The UK ports industry handles 95% of UK import and export by volume - about 500 million tonnes of freight per year - and around 22 million international passengers pass through UK ports each year. Despite the large number of ports in the UK, much of the freight traffic is concentrated among a comparatively small percentage, with the top 20 ports accounting for 88% of the total.
There are three main models of port ownership in the UK:
- Private ownership - This group includes ranges from ports owned by international groups (eg DP World and Hutchison Whampoa) to ports owned by private companies (eg the Bristol Port Company). The Government has no ownership interest in any of the ports in this sector, and all of their investment is privately financed on a commercial basis. All but two of UKMPG’s member ports belong in this category, which accounts for some two-thirds of the total tonnage handled in the UK.
- Trust ports - Trust ports, including the Port of London Authority and Belfast Harbour Commissioners, are independent statutory corporations managed by a board of trustees. They operate on a quasi-commercial basis, but they do not pay dividends as they have no shareholders. Any profits they make are retained in the undertaking. Trust ports operate entirely financially independently of Government. The trust ports sector accounts for about 25% of total tonnage.
- Local authority owned ports.

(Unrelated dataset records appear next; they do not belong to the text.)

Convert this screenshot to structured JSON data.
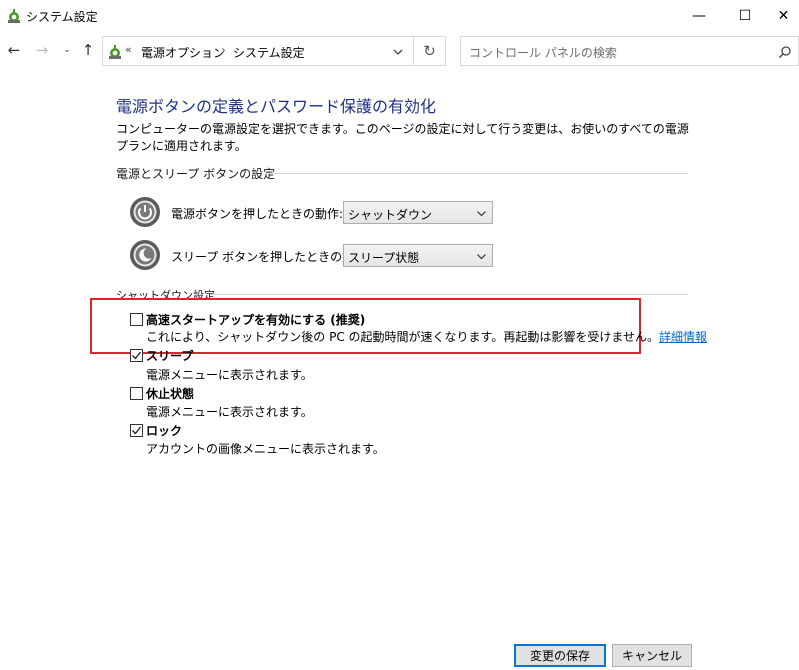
{
  "window": {
    "title": "システム設定",
    "minimize": "—",
    "maximize": "☐",
    "close": "✕"
  },
  "nav": {
    "back": "←",
    "forward": "→",
    "recent": "⌄",
    "up": "↑",
    "address_overflow": "«",
    "breadcrumbs": [
      "電源オプション",
      "システム設定"
    ],
    "breadcrumb_sep": "›",
    "refresh": "↻",
    "search_placeholder": "コントロール パネルの検索"
  },
  "page": {
    "title": "電源ボタンの定義とパスワード保護の有効化",
    "description": "コンピューターの電源設定を選択できます。このページの設定に対して行う変更は、お使いのすべての電源プランに適用されます。"
  },
  "power_buttons": {
    "heading": "電源とスリープ ボタンの設定",
    "rows": [
      {
        "label": "電源ボタンを押したときの動作:",
        "value": "シャットダウン",
        "icon": "power-icon"
      },
      {
        "label": "スリープ ボタンを押したときの動作:",
        "value": "スリープ状態",
        "icon": "sleep-icon"
      }
    ]
  },
  "shutdown": {
    "heading": "シャットダウン設定",
    "options": [
      {
        "title": "高速スタートアップを有効にする (推奨)",
        "desc": "これにより、シャットダウン後の PC の起動時間が速くなります。再起動は影響を受けません。",
        "link": "詳細情報",
        "checked": false
      },
      {
        "title": "スリープ",
        "desc": "電源メニューに表示されます。",
        "checked": true
      },
      {
        "title": "休止状態",
        "desc": "電源メニューに表示されます。",
        "checked": false
      },
      {
        "title": "ロック",
        "desc": "アカウントの画像メニューに表示されます。",
        "checked": true
      }
    ]
  },
  "footer": {
    "save": "変更の保存",
    "cancel": "キャンセル"
  },
  "colors": {
    "title_blue": "#1e3287",
    "link_blue": "#0066cc",
    "highlight_red": "#e0242d"
  }
}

Some 118,000 people are directly employed in UK ports. In addition to being important modal hubs in the country’s transport system, many ports are centres of local economic activity. Industries such as oil refineries and power stations as well as a range of businesses are located in or near ports. Ports themselves are increasingly diversifying their activity into logistics and other value-added services. In 2013 the ports sector paid £2 billion in taxes into the UK exchequer and generated £7.7 billion in gross value added for the UK economy, according to a study by Oxford Economics.